She defended “womanliness,” explaining that a woman should first be womanly, and wrote in A White Life for Two (Chicago: Women’s Temperance Publishing Association, 1890):
“God sets male and female side by side throughout his realm of law.”
She was the first dean of women at Northwestern University, founder of the World’s Woman’s Christian Temperance Union, and first president of the National Council of Women.
Frances Willard defended women being public speakers:
“The masses of the people have forsaken God’s house, and solace themselves in the saloons or the Sunday newspaper. But the masses will go to hear women when they speak.
Every woman who leads a life of weekday holiness, has the Gospel in her looks, however plain her face and dress may be, has round her head the sweet Madonna’s halo, in the eyes of every man who sees her.
She speaks to him with the cadence of his own mother’s voice. The devil knew what he was doing when he exhausted sophistry to keep woman down and silent …
Men have been preaching well nigh two thousand years, and the large majority of the converts have been women.
Suppose now that women should share the preaching power, might it not be reasonably expected that a majority of the converts under their administration would be men?
Indeed, how else are the latter to have a fair chance at the Gospel? … Why, then should the pulpit be shorn of half its power?”
Frances Willard’s older cousin was Emma Willard (1787-1870), who was an American educator and historian.
Emma was born in Berlin, Connecticut and began teaching at the age of sixteen.
Emma was married to John Willard in 1809, and with his help she established a girl’s boarding school in Middlebury, Vermont.
Emma Willard founded Troy Female Seminary in 1821, which was the first school in the United States to offer higher education for women.
Willard explained that the 19th century version of feminism was as an exercise in “pure practical Christianity.”
A famous graduate from Troy Female Seminary in 1832 was Elizabeth Cady Stanton (1815-1902).
Her “Declaration of Sentiments” at the 1848 Seneca Falls Convention is credited with initiating the nation’s women’s rights and women’s suffrage movements.
Regarding abortion, Elizabeth Cady Stanton wrote:
“There must be a remedy for such a crying evil as this … Let woman assert herself … and end this wholesale suffering and murder of helpless children.”
Troy Female Seminary was renamed in 1895 to Emma Willard School.
Emma wrote many successful books and later built a school for women in Athens, Greece.
In 1843, Emma Willard wrote:
“The government of the United States is acknowledged by the wise and good of other nations, to be the most free, impartial, and righteous government of the world;

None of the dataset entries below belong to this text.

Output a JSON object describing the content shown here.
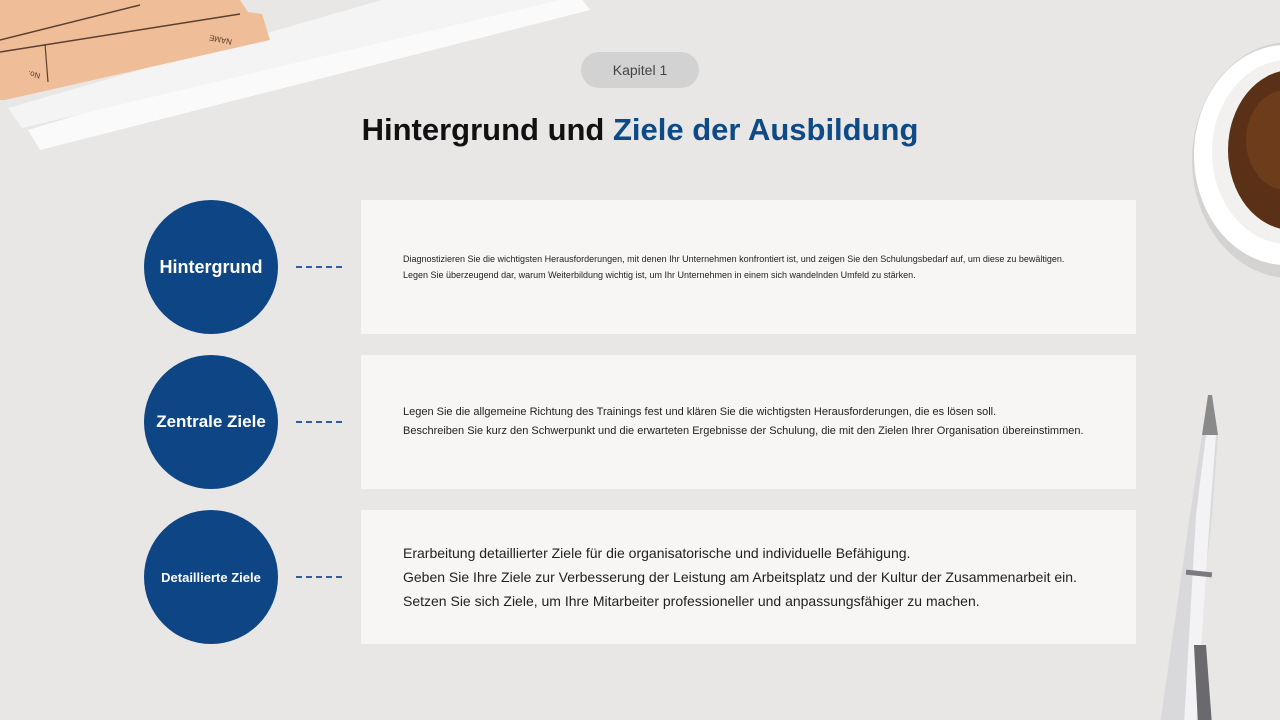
{
  "header": {
    "chapter": "Kapitel 1",
    "title_main": "Hintergrund und ",
    "title_accent": "Ziele der Ausbildung"
  },
  "decor": {
    "folder_tab_label": "NAME",
    "folder_no_label": "No."
  },
  "rows": [
    {
      "label": "Hintergrund",
      "lines": [
        "Diagnostizieren Sie die wichtigsten Herausforderungen, mit denen Ihr Unternehmen konfrontiert ist, und zeigen Sie den Schulungsbedarf auf, um diese zu bewältigen.",
        "Legen Sie überzeugend dar, warum Weiterbildung wichtig ist, um Ihr Unternehmen in einem sich wandelnden Umfeld zu stärken."
      ]
    },
    {
      "label": "Zentrale Ziele",
      "lines": [
        "Legen Sie die allgemeine Richtung des Trainings fest und klären Sie die wichtigsten Herausforderungen, die es lösen soll.",
        "Beschreiben Sie kurz den Schwerpunkt und die erwarteten Ergebnisse der Schulung, die mit den Zielen Ihrer Organisation übereinstimmen."
      ]
    },
    {
      "label": "Detaillierte Ziele",
      "lines": [
        "Erarbeitung detaillierter Ziele für die organisatorische und individuelle Befähigung.",
        "Geben Sie Ihre Ziele zur Verbesserung der Leistung am Arbeitsplatz und der Kultur der Zusammenarbeit ein.",
        "Setzen Sie sich Ziele, um Ihre Mitarbeiter professioneller und anpassungsfähiger zu machen."
      ]
    }
  ],
  "colors": {
    "accent": "#0e4a86",
    "circle": "#0e4585",
    "card": "#f7f6f4",
    "background": "#e8e7e5"
  }
}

but all agree, that for such a government to be sustained for many years, the principles of truth and righteousness, taught in the Holy Scriptures, must be practiced.

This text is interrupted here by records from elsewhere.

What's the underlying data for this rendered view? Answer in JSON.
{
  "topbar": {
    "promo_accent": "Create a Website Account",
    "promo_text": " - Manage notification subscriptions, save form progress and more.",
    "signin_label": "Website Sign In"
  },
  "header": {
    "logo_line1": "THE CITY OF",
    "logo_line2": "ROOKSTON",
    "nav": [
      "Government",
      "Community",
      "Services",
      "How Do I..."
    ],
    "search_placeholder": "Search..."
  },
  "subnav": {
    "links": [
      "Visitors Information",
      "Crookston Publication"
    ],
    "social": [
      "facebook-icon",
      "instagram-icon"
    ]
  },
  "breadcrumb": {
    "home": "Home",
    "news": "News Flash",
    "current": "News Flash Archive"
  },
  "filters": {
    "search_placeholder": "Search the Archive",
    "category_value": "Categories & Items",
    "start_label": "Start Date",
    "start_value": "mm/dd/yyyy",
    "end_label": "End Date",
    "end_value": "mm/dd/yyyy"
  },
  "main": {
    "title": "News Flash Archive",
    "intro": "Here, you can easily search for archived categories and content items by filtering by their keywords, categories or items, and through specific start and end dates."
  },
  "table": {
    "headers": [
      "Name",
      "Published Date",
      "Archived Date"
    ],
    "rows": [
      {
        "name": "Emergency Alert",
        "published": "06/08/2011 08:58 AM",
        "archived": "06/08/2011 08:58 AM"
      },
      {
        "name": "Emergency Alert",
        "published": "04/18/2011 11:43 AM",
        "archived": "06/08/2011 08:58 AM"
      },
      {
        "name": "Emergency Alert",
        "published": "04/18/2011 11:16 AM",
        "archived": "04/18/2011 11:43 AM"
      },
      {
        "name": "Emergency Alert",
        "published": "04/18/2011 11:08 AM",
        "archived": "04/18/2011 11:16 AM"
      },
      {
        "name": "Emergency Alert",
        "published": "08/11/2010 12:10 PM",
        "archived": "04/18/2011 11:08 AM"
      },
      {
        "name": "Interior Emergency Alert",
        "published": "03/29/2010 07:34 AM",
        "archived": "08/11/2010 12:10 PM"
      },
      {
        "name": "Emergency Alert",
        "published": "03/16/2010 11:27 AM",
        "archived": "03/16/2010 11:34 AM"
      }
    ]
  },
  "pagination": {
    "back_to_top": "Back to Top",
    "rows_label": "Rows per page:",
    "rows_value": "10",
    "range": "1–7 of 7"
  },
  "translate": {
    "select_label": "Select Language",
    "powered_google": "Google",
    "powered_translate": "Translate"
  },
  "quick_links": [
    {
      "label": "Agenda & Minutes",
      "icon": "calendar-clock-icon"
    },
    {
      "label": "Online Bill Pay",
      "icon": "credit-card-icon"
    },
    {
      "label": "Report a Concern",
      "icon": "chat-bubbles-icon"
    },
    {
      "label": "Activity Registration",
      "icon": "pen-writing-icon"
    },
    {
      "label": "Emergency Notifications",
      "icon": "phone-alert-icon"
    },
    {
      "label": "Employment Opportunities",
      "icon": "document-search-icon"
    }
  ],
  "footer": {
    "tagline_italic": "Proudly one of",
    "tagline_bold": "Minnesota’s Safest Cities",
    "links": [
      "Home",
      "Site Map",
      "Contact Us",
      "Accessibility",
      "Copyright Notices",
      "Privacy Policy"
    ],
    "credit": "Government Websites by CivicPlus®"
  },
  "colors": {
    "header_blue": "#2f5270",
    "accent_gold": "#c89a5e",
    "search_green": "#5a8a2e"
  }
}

The rulers must govern in the fear of God, and the people obey the laws.”
In commenting on the United States, Emma Willard stated:

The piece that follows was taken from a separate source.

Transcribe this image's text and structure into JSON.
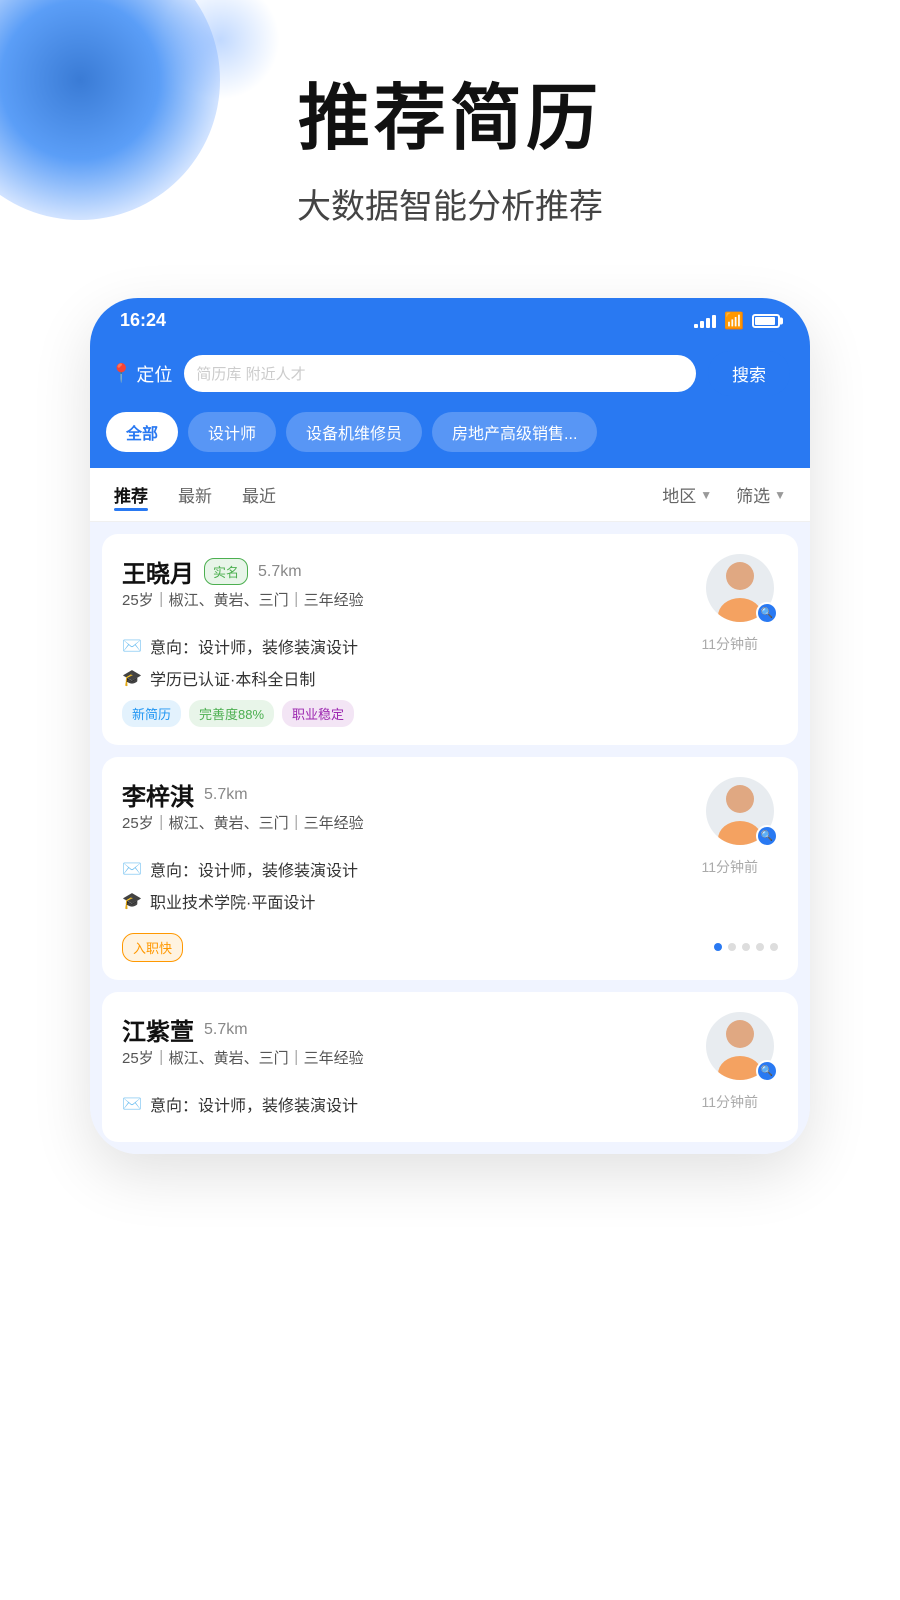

“In observing the United States, there is much to convince us, that an Almighty, Overruling Providence, designed from the first, to place here a great, united people.”
In 1857, Emma Willard published a book for children titled, Morals for the Young: or, Good Principles Instilling Wisdom, in which she wrote:
My Dear Children and Youth:-
Since, then, wisdom teaches us to rate everything at its just value, it is wise to seek the favor and fear the frown of God, rather than to seek the favor, and fear the frown of men …
Look upon a Savior’s cross … ask pardon … and the Holy Spirit’s guidance … receive the Christian’s armor.”
(Get William J. Federer’s book American Minute: Notable Events of American Significance Remembered on the Date They Occurred www.AmericanMinute.com)
Self-Educated American Contributing Editor, William J. Federer, is the bestselling author of “Backfired: A Nation Born for Religious Tolerance no Longer Tolerates Religion,” and numerous other books. A frequent radio and television guest, his daily American Minute is broadcast nationally via radio, television, and Internet. Check out all of Bill’s books here.